With nothing added or dropped, output every record below exactly.

Records from a data collection
:::
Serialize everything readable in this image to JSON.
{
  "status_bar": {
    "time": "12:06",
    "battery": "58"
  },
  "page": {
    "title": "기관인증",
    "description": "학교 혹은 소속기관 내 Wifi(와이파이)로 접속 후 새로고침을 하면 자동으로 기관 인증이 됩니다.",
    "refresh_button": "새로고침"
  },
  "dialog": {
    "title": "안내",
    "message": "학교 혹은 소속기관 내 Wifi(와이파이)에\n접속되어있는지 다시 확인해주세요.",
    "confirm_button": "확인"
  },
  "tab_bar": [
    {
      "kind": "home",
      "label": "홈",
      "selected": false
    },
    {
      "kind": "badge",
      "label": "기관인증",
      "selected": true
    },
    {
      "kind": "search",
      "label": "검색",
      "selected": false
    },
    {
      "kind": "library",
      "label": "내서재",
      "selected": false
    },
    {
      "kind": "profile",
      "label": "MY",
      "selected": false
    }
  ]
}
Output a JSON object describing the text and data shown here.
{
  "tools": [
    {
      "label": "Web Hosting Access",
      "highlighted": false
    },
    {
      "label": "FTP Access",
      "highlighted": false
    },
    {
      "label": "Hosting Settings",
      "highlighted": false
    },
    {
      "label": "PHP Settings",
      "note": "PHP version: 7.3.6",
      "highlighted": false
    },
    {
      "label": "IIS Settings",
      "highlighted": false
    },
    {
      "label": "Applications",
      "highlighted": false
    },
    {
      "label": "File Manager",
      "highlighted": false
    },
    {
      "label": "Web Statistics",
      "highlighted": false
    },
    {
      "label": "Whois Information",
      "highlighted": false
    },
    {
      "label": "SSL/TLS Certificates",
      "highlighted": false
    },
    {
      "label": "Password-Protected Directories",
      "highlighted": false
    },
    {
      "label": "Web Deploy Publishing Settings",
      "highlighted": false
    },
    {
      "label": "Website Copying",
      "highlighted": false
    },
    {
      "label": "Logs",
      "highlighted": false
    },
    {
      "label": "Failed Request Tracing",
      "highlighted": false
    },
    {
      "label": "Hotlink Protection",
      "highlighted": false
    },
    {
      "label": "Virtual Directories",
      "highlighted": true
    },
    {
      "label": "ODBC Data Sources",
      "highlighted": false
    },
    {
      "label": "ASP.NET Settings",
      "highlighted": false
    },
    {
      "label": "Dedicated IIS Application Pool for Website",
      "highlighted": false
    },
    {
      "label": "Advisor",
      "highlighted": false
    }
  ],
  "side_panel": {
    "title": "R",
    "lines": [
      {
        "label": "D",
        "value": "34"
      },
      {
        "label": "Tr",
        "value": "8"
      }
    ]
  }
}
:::
_THE ANSWER:_
Serialize everything readable in this image to JSON.
{
  "status_bar": {
    "time": "12:06",
    "battery": "58"
  },
  "page": {
    "title": "기관인증",
    "description": "학교 혹은 소속기관 내 Wifi(와이파이)로 접속 후 새로고침을 하면 자동으로 기관 인증이 됩니다.",
    "refresh_button": "새로고침"
  },
  "dialog": {
    "title": "안내",
    "message": "학교 혹은 소속기관 내 Wifi(와이파이)에\n접속되어있는지 다시 확인해주세요.",
    "confirm_button": "확인"
  },
  "tab_bar": [
    {
      "kind": "home",
      "label": "홈",
      "selected": false
    },
    {
      "kind": "badge",
      "label": "기관인증",
      "selected": true
    },
    {
      "kind": "search",
      "label": "검색",
      "selected": false
    },
    {
      "kind": "library",
      "label": "내서재",
      "selected": false
    },
    {
      "kind": "profile",
      "label": "MY",
      "selected": false
    }
  ]
}
Output a JSON object describing the text and data shown here.
{
  "tools": [
    {
      "label": "Web Hosting Access",
      "highlighted": false
    },
    {
      "label": "FTP Access",
      "highlighted": false
    },
    {
      "label": "Hosting Settings",
      "highlighted": false
    },
    {
      "label": "PHP Settings",
      "note": "PHP version: 7.3.6",
      "highlighted": false
    },
    {
      "label": "IIS Settings",
      "highlighted": false
    },
    {
      "label": "Applications",
      "highlighted": false
    },
    {
      "label": "File Manager",
      "highlighted": false
    },
    {
      "label": "Web Statistics",
      "highlighted": false
    },
    {
      "label": "Whois Information",
      "highlighted": false
    },
    {
      "label": "SSL/TLS Certificates",
      "highlighted": false
    },
    {
      "label": "Password-Protected Directories",
      "highlighted": false
    },
    {
      "label": "Web Deploy Publishing Settings",
      "highlighted": false
    },
    {
      "label": "Website Copying",
      "highlighted": false
    },
    {
      "label": "Logs",
      "highlighted": false
    },
    {
      "label": "Failed Request Tracing",
      "highlighted": false
    },
    {
      "label": "Hotlink Protection",
      "highlighted": false
    },
    {
      "label": "Virtual Directories",
      "highlighted": true
    },
    {
      "label": "ODBC Data Sources",
      "highlighted": false
    },
    {
      "label": "ASP.NET Settings",
      "highlighted": false
    },
    {
      "label": "Dedicated IIS Application Pool for Website",
      "highlighted": false
    },
    {
      "label": "Advisor",
      "highlighted": false
    }
  ],
  "side_panel": {
    "title": "R",
    "lines": [
      {
        "label": "D",
        "value": "34"
      },
      {
        "label": "Tr",
        "value": "8"
      }
    ]
  }
}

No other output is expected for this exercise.